## Source data
════════════════════

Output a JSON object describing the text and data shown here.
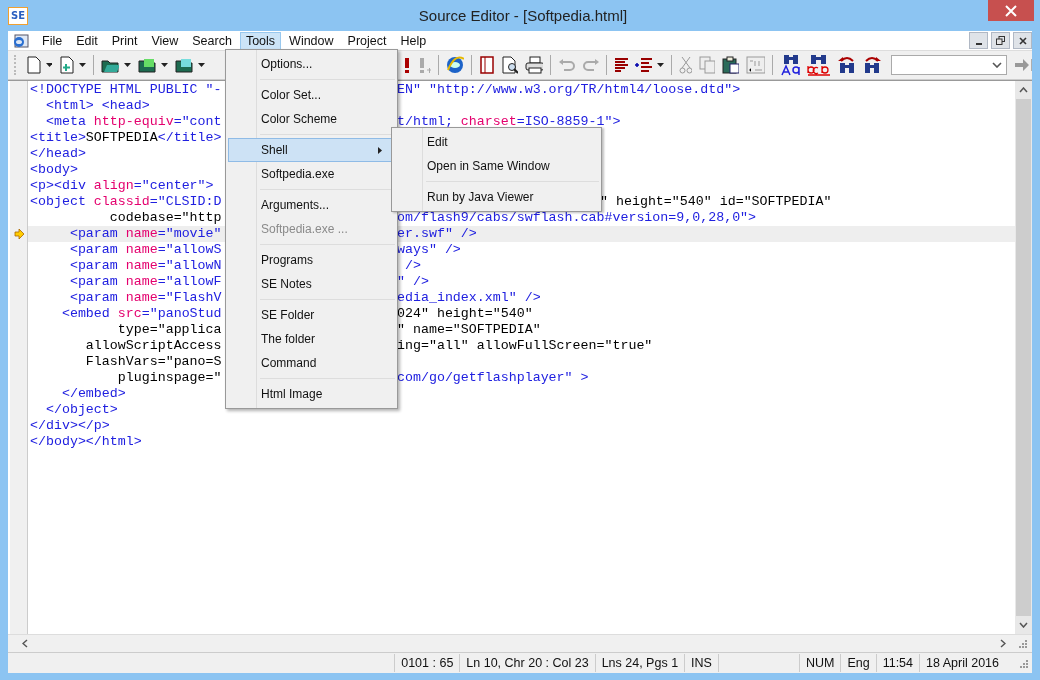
{
  "window": {
    "title": "Source Editor - [Softpedia.html]",
    "icon_text": "SE"
  },
  "menu_bar": [
    {
      "label": "File",
      "selected": false
    },
    {
      "label": "Edit",
      "selected": false
    },
    {
      "label": "Print",
      "selected": false
    },
    {
      "label": "View",
      "selected": false
    },
    {
      "label": "Search",
      "selected": false
    },
    {
      "label": "Tools",
      "selected": true
    },
    {
      "label": "Window",
      "selected": false
    },
    {
      "label": "Project",
      "selected": false
    },
    {
      "label": "Help",
      "selected": false
    }
  ],
  "editor": {
    "lines": [
      {
        "left": "<!DOCTYPE HTML PUBLIC \"-",
        "right": "EN\" \"http://www.w3.org/TR/html4/loose.dtd\">",
        "current": false
      },
      {
        "left": "  <html> <head>",
        "current": false
      },
      {
        "left": "  <meta http-equiv=\"cont",
        "right": "t/html; charset=ISO-8859-1\">",
        "current": false
      },
      {
        "left": "<title>SOFTPEDIA</title>",
        "current": false
      },
      {
        "left": "</head>",
        "current": false
      },
      {
        "left": "<body>",
        "current": false
      },
      {
        "left": "<p><div align=\"center\">",
        "current": false
      },
      {
        "left": "<object classid=\"CLSID:D",
        "right": "\" height=\"540\" id=\"SOFTPEDIA\"",
        "current": false
      },
      {
        "left": "          codebase=\"http",
        "right": "om/flash9/cabs/swflash.cab#version=9,0,28,0\">",
        "current": false
      },
      {
        "left": "     <param name=\"movie\"",
        "right": "er.swf\" />",
        "current": true
      },
      {
        "left": "     <param name=\"allowS",
        "right": "ways\" />",
        "current": false
      },
      {
        "left": "     <param name=\"allowN",
        "right": " />",
        "current": false
      },
      {
        "left": "     <param name=\"allowF",
        "right": "\" />",
        "current": false
      },
      {
        "left": "     <param name=\"FlashV",
        "right": "edia_index.xml\" />",
        "current": false
      },
      {
        "left": "    <embed src=\"panoStud",
        "right": "024\" height=\"540\"",
        "current": false
      },
      {
        "left": "           type=\"applica",
        "right": "\" name=\"SOFTPEDIA\"",
        "current": false
      },
      {
        "left": "       allowScriptAccess",
        "right": "ing=\"all\" allowFullScreen=\"true\"",
        "current": false
      },
      {
        "left": "       FlashVars=\"pano=S",
        "current": false
      },
      {
        "left": "           pluginspage=\"",
        "right": "com/go/getflashplayer\" >",
        "current": false
      },
      {
        "left": "    </embed>",
        "current": false
      },
      {
        "left": "  </object>",
        "current": false
      },
      {
        "left": "</div></p>",
        "current": false
      },
      {
        "left": "</body></html>",
        "current": false
      }
    ]
  },
  "tools_menu": [
    {
      "kind": "item",
      "label": "Options...",
      "selected": false,
      "disabled": false,
      "submenu": false
    },
    {
      "kind": "separator"
    },
    {
      "kind": "item",
      "label": "Color Set...",
      "selected": false,
      "disabled": false,
      "submenu": false
    },
    {
      "kind": "item",
      "label": "Color Scheme",
      "selected": false,
      "disabled": false,
      "submenu": false
    },
    {
      "kind": "separator"
    },
    {
      "kind": "item",
      "label": "Shell",
      "selected": true,
      "disabled": false,
      "submenu": true
    },
    {
      "kind": "item",
      "label": "Softpedia.exe",
      "selected": false,
      "disabled": false,
      "submenu": false
    },
    {
      "kind": "separator"
    },
    {
      "kind": "item",
      "label": "Arguments...",
      "selected": false,
      "disabled": false,
      "submenu": false
    },
    {
      "kind": "item",
      "label": "Softpedia.exe ...",
      "selected": false,
      "disabled": true,
      "submenu": false
    },
    {
      "kind": "separator"
    },
    {
      "kind": "item",
      "label": "Programs",
      "selected": false,
      "disabled": false,
      "submenu": false
    },
    {
      "kind": "item",
      "label": "SE Notes",
      "selected": false,
      "disabled": false,
      "submenu": false
    },
    {
      "kind": "separator"
    },
    {
      "kind": "item",
      "label": "SE Folder",
      "selected": false,
      "disabled": false,
      "submenu": false
    },
    {
      "kind": "item",
      "label": "The folder",
      "selected": false,
      "disabled": false,
      "submenu": false
    },
    {
      "kind": "item",
      "label": "Command",
      "selected": false,
      "disabled": false,
      "submenu": false
    },
    {
      "kind": "separator"
    },
    {
      "kind": "item",
      "label": "Html Image",
      "selected": false,
      "disabled": false,
      "submenu": false
    }
  ],
  "shell_submenu": [
    {
      "kind": "item",
      "label": "Edit"
    },
    {
      "kind": "item",
      "label": "Open in Same Window"
    },
    {
      "kind": "separator"
    },
    {
      "kind": "item",
      "label": "Run by Java Viewer"
    }
  ],
  "status_bar": [
    {
      "kind": "text",
      "text": "0101 : 65"
    },
    {
      "kind": "text",
      "text": "Ln 10, Chr 20 : Col 23"
    },
    {
      "kind": "text",
      "text": "Lns 24, Pgs 1"
    },
    {
      "kind": "text",
      "text": "INS"
    },
    {
      "kind": "blank"
    },
    {
      "kind": "text",
      "text": "NUM"
    },
    {
      "kind": "text",
      "text": "Eng"
    },
    {
      "kind": "text",
      "text": "11:54"
    },
    {
      "kind": "text",
      "text": "18 April 2016"
    }
  ]
}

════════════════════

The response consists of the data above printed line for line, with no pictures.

Output a JSON object describing the text and data shown here.
{
  "window": {
    "title": "Source Editor - [Softpedia.html]",
    "icon_text": "SE"
  },
  "menu_bar": [
    {
      "label": "File",
      "selected": false
    },
    {
      "label": "Edit",
      "selected": false
    },
    {
      "label": "Print",
      "selected": false
    },
    {
      "label": "View",
      "selected": false
    },
    {
      "label": "Search",
      "selected": false
    },
    {
      "label": "Tools",
      "selected": true
    },
    {
      "label": "Window",
      "selected": false
    },
    {
      "label": "Project",
      "selected": false
    },
    {
      "label": "Help",
      "selected": false
    }
  ],
  "editor": {
    "lines": [
      {
        "left": "<!DOCTYPE HTML PUBLIC \"-",
        "right": "EN\" \"http://www.w3.org/TR/html4/loose.dtd\">",
        "current": false
      },
      {
        "left": "  <html> <head>",
        "current": false
      },
      {
        "left": "  <meta http-equiv=\"cont",
        "right": "t/html; charset=ISO-8859-1\">",
        "current": false
      },
      {
        "left": "<title>SOFTPEDIA</title>",
        "current": false
      },
      {
        "left": "</head>",
        "current": false
      },
      {
        "left": "<body>",
        "current": false
      },
      {
        "left": "<p><div align=\"center\">",
        "current": false
      },
      {
        "left": "<object classid=\"CLSID:D",
        "right": "\" height=\"540\" id=\"SOFTPEDIA\"",
        "current": false
      },
      {
        "left": "          codebase=\"http",
        "right": "om/flash9/cabs/swflash.cab#version=9,0,28,0\">",
        "current": false
      },
      {
        "left": "     <param name=\"movie\"",
        "right": "er.swf\" />",
        "current": true
      },
      {
        "left": "     <param name=\"allowS",
        "right": "ways\" />",
        "current": false
      },
      {
        "left": "     <param name=\"allowN",
        "right": " />",
        "current": false
      },
      {
        "left": "     <param name=\"allowF",
        "right": "\" />",
        "current": false
      },
      {
        "left": "     <param name=\"FlashV",
        "right": "edia_index.xml\" />",
        "current": false
      },
      {
        "left": "    <embed src=\"panoStud",
        "right": "024\" height=\"540\"",
        "current": false
      },
      {
        "left": "           type=\"applica",
        "right": "\" name=\"SOFTPEDIA\"",
        "current": false
      },
      {
        "left": "       allowScriptAccess",
        "right": "ing=\"all\" allowFullScreen=\"true\"",
        "current": false
      },
      {
        "left": "       FlashVars=\"pano=S",
        "current": false
      },
      {
        "left": "           pluginspage=\"",
        "right": "com/go/getflashplayer\" >",
        "current": false
      },
      {
        "left": "    </embed>",
        "current": false
      },
      {
        "left": "  </object>",
        "current": false
      },
      {
        "left": "</div></p>",
        "current": false
      },
      {
        "left": "</body></html>",
        "current": false
      }
    ]
  },
  "tools_menu": [
    {
      "kind": "item",
      "label": "Options...",
      "selected": false,
      "disabled": false,
      "submenu": false
    },
    {
      "kind": "separator"
    },
    {
      "kind": "item",
      "label": "Color Set...",
      "selected": false,
      "disabled": false,
      "submenu": false
    },
    {
      "kind": "item",
      "label": "Color Scheme",
      "selected": false,
      "disabled": false,
      "submenu": false
    },
    {
      "kind": "separator"
    },
    {
      "kind": "item",
      "label": "Shell",
      "selected": true,
      "disabled": false,
      "submenu": true
    },
    {
      "kind": "item",
      "label": "Softpedia.exe",
      "selected": false,
      "disabled": false,
      "submenu": false
    },
    {
      "kind": "separator"
    },
    {
      "kind": "item",
      "label": "Arguments...",
      "selected": false,
      "disabled": false,
      "submenu": false
    },
    {
      "kind": "item",
      "label": "Softpedia.exe ...",
      "selected": false,
      "disabled": true,
      "submenu": false
    },
    {
      "kind": "separator"
    },
    {
      "kind": "item",
      "label": "Programs",
      "selected": false,
      "disabled": false,
      "submenu": false
    },
    {
      "kind": "item",
      "label": "SE Notes",
      "selected": false,
      "disabled": false,
      "submenu": false
    },
    {
      "kind": "separator"
    },
    {
      "kind": "item",
      "label": "SE Folder",
      "selected": false,
      "disabled": false,
      "submenu": false
    },
    {
      "kind": "item",
      "label": "The folder",
      "selected": false,
      "disabled": false,
      "submenu": false
    },
    {
      "kind": "item",
      "label": "Command",
      "selected": false,
      "disabled": false,
      "submenu": false
    },
    {
      "kind": "separator"
    },
    {
      "kind": "item",
      "label": "Html Image",
      "selected": false,
      "disabled": false,
      "submenu": false
    }
  ],
  "shell_submenu": [
    {
      "kind": "item",
      "label": "Edit"
    },
    {
      "kind": "item",
      "label": "Open in Same Window"
    },
    {
      "kind": "separator"
    },
    {
      "kind": "item",
      "label": "Run by Java Viewer"
    }
  ],
  "status_bar": [
    {
      "kind": "text",
      "text": "0101 : 65"
    },
    {
      "kind": "text",
      "text": "Ln 10, Chr 20 : Col 23"
    },
    {
      "kind": "text",
      "text": "Lns 24, Pgs 1"
    },
    {
      "kind": "text",
      "text": "INS"
    },
    {
      "kind": "blank"
    },
    {
      "kind": "text",
      "text": "NUM"
    },
    {
      "kind": "text",
      "text": "Eng"
    },
    {
      "kind": "text",
      "text": "11:54"
    },
    {
      "kind": "text",
      "text": "18 April 2016"
    }
  ]
}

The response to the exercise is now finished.